● SUPPLIED DATA
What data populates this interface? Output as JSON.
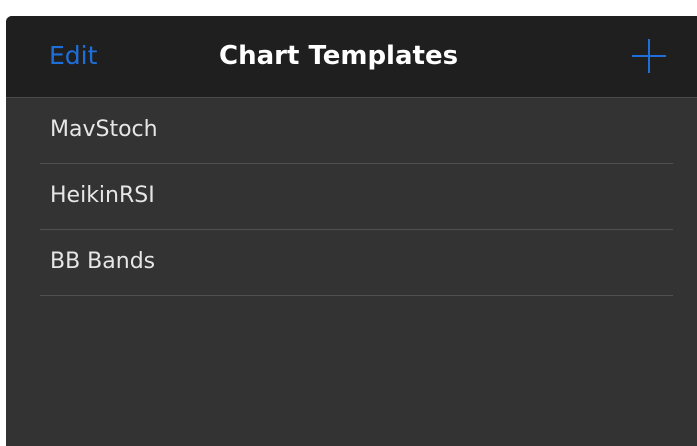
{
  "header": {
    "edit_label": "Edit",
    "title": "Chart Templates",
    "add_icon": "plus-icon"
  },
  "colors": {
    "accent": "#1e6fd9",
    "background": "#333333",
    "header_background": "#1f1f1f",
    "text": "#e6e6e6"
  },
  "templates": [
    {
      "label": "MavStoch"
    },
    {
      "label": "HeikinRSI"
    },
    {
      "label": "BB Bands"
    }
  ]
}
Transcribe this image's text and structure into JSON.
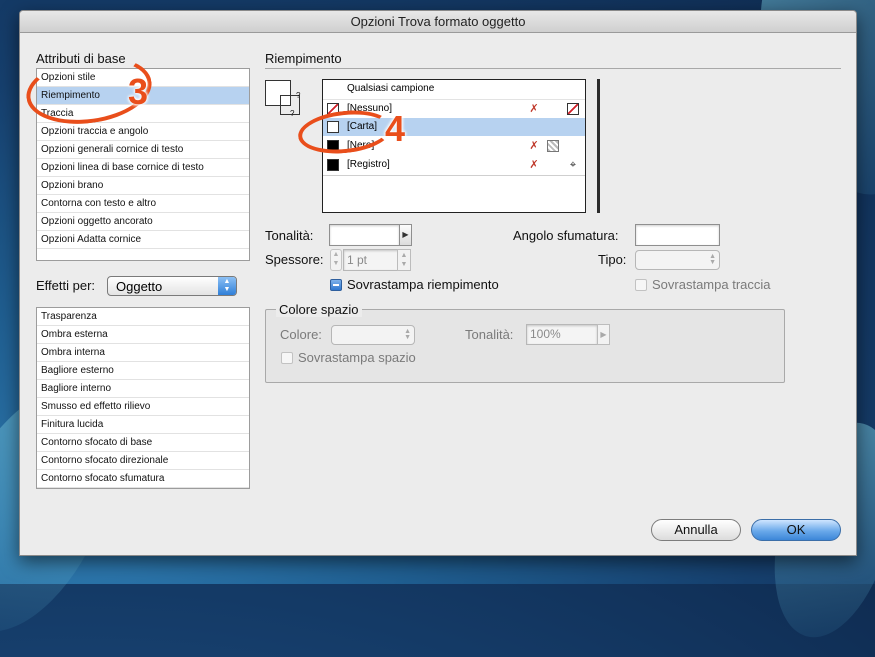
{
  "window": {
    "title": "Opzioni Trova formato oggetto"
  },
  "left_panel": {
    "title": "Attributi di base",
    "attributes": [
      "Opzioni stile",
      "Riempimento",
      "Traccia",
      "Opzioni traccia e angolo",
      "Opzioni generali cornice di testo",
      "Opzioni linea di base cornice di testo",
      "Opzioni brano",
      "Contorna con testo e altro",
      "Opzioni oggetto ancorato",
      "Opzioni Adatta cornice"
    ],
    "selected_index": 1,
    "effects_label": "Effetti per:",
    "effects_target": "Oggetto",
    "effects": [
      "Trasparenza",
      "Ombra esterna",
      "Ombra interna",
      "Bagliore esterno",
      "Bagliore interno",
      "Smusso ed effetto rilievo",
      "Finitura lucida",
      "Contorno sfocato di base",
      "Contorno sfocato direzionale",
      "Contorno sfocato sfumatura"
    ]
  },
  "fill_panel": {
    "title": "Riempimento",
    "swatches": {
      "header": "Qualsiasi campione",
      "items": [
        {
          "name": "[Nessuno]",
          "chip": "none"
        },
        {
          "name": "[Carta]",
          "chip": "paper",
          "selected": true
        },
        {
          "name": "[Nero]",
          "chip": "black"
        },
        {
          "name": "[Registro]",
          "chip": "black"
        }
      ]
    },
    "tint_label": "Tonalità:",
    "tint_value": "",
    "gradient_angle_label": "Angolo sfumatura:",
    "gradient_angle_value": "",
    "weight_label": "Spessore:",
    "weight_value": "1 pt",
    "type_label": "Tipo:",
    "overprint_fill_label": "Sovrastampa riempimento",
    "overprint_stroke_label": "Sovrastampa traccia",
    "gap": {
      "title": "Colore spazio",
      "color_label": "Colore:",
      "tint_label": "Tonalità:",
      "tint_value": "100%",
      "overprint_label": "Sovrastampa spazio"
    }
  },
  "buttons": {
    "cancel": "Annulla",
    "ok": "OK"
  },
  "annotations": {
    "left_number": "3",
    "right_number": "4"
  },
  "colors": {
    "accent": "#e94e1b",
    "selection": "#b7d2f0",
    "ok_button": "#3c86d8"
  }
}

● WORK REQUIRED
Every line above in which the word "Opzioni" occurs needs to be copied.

● RESULT OF THIS EXERCISE
    "title": "Opzioni Trova formato oggetto"
      "Opzioni stile",
      "Opzioni traccia e angolo",
      "Opzioni generali cornice di testo",
      "Opzioni linea di base cornice di testo",
      "Opzioni brano",
      "Opzioni oggetto ancorato",
      "Opzioni Adatta cornice"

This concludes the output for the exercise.